- If you offer the user a free subscription for three months to an HD-TV and a robot vacuum cleaner, after the subscription expires, he will renew it for a year.
- If you write on the landing: “Rent, save on purchases, spend on impressions and save nature,” the conversion to registration will increase 1.7 times.
- If you place photographs of houses and apartments with the latest technology for rent on the landing, the conversion to registration will increase by 2 times.
Now we have to hook up all the ideas at the grow-up meeting and prioritize them.
After generating hypotheses and sending them to the backlog, the time has come to analyze and prioritize.
The entire growth team should be involved in prioritizing hypotheses, not just one person. This will help to objectively select better hypotheses into work and remove non-urgent or too dubious hypotheses.
For proper prioritization, it is necessary to calculate how quickly the hypothesis can be launched and how long it takes to test it. As well as what effect it will have on growth.
The hypothesis assessment method ICE Score (Impact, Confidence, Ease) can help in prioritizing hypotheses. Using this technique, you can determine the degree of influence on the necessary metric, ease of implementation, as well as confidence in the hypothesis.
After all the hypotheses have been prioritized, we select those that we will test in the next sprint.
We will return to our eco-service for renting various amenities.
When prioritizing hypotheses, remember what results from the hypothesis you want to get, which metric it should affect, and that the implementation should take no more than six hours.
After we prioritize the hypotheses by ICE, we select those, that scored the most points and take them in the sprint and leave the rest in the backlog to wait for the next time.
We got to the top photos on the landing page, copywriting on the landing page and a free subscription, we will implement them. Remember that the more quality hypotheses you test, the higher your chances of success.
At this stage, we launch hypotheses: create landings, conduct A / B testing, redo the offers on the site, change the path of the user session, and so on.

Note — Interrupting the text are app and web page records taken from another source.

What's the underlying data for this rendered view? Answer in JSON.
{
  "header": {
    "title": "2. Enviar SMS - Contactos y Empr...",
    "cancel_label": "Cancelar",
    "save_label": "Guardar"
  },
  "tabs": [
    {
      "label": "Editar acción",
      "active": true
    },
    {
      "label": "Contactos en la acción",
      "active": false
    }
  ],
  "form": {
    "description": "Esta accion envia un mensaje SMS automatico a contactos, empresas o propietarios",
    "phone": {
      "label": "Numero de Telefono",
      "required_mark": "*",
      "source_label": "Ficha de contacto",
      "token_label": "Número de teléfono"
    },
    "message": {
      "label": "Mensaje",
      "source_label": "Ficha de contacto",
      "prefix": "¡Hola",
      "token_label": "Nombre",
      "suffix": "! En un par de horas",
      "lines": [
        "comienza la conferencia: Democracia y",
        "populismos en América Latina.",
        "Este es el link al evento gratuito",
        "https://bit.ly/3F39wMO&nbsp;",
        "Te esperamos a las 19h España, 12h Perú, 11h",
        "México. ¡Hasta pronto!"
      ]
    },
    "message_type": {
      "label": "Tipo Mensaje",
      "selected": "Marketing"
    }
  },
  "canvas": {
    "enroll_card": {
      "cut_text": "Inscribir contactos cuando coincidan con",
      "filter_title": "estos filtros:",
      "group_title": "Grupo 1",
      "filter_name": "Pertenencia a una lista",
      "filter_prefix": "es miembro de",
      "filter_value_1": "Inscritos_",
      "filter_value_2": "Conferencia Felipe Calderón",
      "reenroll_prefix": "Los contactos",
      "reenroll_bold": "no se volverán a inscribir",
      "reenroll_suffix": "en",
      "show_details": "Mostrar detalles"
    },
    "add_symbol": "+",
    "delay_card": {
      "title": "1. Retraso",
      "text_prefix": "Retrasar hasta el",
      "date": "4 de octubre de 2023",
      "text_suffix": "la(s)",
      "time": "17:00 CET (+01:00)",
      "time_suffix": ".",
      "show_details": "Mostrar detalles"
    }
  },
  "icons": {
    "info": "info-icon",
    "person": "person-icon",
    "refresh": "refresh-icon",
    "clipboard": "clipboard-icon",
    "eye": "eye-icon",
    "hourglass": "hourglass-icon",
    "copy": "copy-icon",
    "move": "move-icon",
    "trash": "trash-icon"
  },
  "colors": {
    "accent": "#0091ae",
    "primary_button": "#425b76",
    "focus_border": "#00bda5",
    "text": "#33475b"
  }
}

It is essential that the time to launch the hypothesis be limited, this will allow you not to test more.
But after the launch, the data can be collected as much as desired: one day, week, month.
At the stage of experiments, we implement our three hypotheses: we update headings and photos on the landing page and make a free subscription. What’s next?
Information Collection and Analysis
After conducting experiments and testing, it is necessary to record the conclusions of the hypotheses in one document. The better the document with experiments is arranged, the easier it is to analyze and understand where to go next.
A well-structured document will also be needed in the future in order not to start testing the same hypotheses accidentally.
Now we know that a free subscription to the service gives good results, and changes in the landing have so far failed. We conclude that a free subscription needs to be worked out qualitatively already in the product, and landings should be tested for other hypotheses.
So let’s summarize: